In fact, the award was granted with the specific understanding that at least part of the $25,000 loan would be used to co-locate some Re-Nuble operations at Baldor’s distribution center – something “we haven’t had the working capital to do sooner,” Pina noted.
Such forward thinking (and geographic preferences) perfectly match the sentiment behind the American Entrepreneurship Award, according to awards program CEO Christopher Upperman, who said Re-Nuble and the other AEA winners “remind us of the importance in continuing to work on their behalf.”
“Hearing their inspiring entrepreneurial journey, I’m reminded why more emphasis should be placed on communities such as the Bronx,” Upperman said in a statement. “There are eager business owners and those with aspirations to become successful business owners in communities … all throughout the United States who will take advantage of continued support and additional resources, if offered.
“I commend each of the finalists, and certainly the winners, for their commitment to serving the Bronx and building successful businesses in the process.”
The other Bronx-area AEA winners include Duro UAS, which manufactures drone systems, sensors and components for marine-based industries; NoLogo Backpacks, focused on wearable technology for students, cyclists and pedestrians; Spadét, which is modernizing a 19th century extra virgin olive oil formula into a line of safe and sustainable skin, body and hair products; and Sustainable Snacks, a natural-foods company serving up gluten-free, vegan dark chocolate treats packed with plant-based protein, Omega-3s and fiber.
In addition to the $25,000 interest-free loan from Libra Group, winners receive business support including legal, accounting, communications and IT consultancy services. Each is also assigned a business mentor to provide guidance through the startup and early developmental stages.

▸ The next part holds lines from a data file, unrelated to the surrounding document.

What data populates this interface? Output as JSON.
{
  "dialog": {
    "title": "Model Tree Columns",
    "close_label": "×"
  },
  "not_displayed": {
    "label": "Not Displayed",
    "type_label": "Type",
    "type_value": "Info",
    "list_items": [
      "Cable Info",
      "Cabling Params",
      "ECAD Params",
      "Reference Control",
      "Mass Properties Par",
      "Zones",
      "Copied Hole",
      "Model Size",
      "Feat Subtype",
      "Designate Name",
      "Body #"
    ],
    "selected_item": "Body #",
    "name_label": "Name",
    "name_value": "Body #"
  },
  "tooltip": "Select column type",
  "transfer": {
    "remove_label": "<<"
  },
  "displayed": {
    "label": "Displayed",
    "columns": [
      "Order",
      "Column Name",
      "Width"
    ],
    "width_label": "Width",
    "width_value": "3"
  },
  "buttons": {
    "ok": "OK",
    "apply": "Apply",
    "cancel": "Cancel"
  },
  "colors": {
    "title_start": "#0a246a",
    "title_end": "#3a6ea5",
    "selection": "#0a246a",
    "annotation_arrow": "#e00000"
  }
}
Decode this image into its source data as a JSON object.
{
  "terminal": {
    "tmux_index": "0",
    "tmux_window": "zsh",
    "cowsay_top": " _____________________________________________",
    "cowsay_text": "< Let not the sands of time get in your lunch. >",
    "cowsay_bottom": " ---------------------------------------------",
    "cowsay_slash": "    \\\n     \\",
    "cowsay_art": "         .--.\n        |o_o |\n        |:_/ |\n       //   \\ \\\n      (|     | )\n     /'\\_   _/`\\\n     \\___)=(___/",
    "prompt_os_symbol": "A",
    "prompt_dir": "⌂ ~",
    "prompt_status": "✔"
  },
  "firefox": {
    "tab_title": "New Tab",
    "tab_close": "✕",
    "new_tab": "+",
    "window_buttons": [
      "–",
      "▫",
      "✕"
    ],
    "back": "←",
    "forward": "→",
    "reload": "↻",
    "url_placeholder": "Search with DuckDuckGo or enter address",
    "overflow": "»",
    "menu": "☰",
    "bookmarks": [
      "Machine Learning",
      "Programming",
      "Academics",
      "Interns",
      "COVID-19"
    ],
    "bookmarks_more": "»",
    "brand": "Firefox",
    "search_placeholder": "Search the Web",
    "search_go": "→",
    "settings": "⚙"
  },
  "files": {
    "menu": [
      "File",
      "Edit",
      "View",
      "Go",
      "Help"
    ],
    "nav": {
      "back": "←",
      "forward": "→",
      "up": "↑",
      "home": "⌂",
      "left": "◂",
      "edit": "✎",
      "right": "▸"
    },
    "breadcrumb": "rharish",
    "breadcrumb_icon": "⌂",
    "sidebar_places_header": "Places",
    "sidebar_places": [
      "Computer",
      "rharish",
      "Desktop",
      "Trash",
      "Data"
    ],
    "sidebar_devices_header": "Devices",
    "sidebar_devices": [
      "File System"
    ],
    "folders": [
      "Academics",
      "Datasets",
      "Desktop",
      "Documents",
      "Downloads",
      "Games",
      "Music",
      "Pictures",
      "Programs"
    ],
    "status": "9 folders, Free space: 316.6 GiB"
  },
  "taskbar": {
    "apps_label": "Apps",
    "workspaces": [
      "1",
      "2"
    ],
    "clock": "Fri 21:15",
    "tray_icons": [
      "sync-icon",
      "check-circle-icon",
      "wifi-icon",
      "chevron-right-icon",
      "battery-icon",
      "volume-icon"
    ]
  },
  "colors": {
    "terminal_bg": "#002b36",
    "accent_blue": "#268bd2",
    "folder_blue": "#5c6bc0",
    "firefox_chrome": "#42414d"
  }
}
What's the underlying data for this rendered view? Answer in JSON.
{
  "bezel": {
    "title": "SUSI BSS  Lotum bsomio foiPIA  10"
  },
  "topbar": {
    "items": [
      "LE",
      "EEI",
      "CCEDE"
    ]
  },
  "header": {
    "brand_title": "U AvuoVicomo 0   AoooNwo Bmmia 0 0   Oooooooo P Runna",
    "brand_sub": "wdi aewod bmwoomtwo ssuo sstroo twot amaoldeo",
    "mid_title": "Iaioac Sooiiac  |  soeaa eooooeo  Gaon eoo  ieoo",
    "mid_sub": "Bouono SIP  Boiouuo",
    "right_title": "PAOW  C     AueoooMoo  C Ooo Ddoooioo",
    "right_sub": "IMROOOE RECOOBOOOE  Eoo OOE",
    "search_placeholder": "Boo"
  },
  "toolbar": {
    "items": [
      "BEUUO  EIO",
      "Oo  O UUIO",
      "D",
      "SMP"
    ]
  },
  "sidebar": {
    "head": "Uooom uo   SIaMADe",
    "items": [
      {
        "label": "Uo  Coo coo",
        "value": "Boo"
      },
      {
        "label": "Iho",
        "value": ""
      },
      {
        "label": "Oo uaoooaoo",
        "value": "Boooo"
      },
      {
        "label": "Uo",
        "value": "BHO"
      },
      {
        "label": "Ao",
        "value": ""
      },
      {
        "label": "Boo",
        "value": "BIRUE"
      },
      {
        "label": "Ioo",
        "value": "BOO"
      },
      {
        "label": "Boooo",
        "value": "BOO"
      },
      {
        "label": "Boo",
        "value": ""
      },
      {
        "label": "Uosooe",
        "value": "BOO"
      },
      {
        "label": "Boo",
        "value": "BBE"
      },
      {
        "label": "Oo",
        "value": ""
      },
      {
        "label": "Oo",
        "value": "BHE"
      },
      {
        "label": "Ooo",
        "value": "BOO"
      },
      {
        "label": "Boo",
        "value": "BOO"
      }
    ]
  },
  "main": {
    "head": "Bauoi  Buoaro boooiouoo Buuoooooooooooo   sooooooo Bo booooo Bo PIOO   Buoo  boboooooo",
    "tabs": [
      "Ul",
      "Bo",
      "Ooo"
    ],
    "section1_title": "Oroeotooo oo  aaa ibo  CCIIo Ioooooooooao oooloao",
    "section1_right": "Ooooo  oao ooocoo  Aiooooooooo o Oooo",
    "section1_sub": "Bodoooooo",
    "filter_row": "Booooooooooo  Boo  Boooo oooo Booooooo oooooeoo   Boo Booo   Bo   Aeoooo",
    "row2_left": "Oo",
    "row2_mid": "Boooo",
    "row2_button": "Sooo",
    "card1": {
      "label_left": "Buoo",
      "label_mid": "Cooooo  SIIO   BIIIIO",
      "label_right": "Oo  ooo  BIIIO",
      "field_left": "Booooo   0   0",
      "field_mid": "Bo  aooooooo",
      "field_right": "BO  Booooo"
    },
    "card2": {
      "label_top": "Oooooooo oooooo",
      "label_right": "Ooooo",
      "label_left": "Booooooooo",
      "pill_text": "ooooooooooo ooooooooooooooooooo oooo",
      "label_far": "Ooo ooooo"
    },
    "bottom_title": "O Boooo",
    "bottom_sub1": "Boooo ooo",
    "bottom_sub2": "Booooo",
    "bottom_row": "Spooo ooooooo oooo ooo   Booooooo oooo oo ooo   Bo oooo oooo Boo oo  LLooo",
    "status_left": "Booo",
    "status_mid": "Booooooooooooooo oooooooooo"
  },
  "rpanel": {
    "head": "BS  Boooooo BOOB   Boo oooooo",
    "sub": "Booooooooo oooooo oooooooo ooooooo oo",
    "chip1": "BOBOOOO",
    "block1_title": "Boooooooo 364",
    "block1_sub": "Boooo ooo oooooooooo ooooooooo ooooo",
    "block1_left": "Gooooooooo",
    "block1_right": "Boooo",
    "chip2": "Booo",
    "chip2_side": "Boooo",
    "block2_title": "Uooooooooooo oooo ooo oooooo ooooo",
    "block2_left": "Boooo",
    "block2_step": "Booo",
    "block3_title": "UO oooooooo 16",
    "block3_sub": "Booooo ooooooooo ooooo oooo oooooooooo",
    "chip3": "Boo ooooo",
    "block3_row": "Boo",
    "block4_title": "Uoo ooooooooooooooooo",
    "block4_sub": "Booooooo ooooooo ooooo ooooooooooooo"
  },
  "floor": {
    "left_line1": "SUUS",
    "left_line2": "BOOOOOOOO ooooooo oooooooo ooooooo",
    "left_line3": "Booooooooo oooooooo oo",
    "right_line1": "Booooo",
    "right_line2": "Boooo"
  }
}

While Re-Nuble is several steps beyond the typical startup stage – and gaining speed fast – Pina said she expects the advice to come in handy as she continues to fine-tune her growth-accelerant formulas and expand her product line.
The $25,000 capital infusion, she added, will also help the B2B enterprise – Re-Nuble sells primarily to specialty retailers, with some direct-to-farm business – expand its market horizons.
One key objective sure to offer a bottom-line boost is third-party organic certification, and “part of the $25,000 will definitely go toward that endeavor,” according to Pina.
The entrepreneur is also aligning her enterprise with Cornell Cooperative Extension researchers and “definitely” plans to continue leveraging SBU’s laboratory resources through Re-Nuble’s ongoing CEBIP affiliation.
“We’re B2B and we’re not deviating from that,” Pina told Innovate LI. “What we want to do right now is strengthen the efficiency of our products and get more published research.”
And while teams of scientists maximize the hydroponics growth formulas to deliver exacting nutrient levels during plants’ changeable growth cycles and otherwise tinker with the delicate intricacies of microbial science, they’ll also investigate some “deodorizing” options, according to Pina, who senses another important step in the commercialization process.
“On the hydroponics side, which is a soilless system, the vegetative growth comes from the nitrogen,” she said. “And the nitrogen comes from a fish hydrolysate.
“Not everyone has the tolerance.”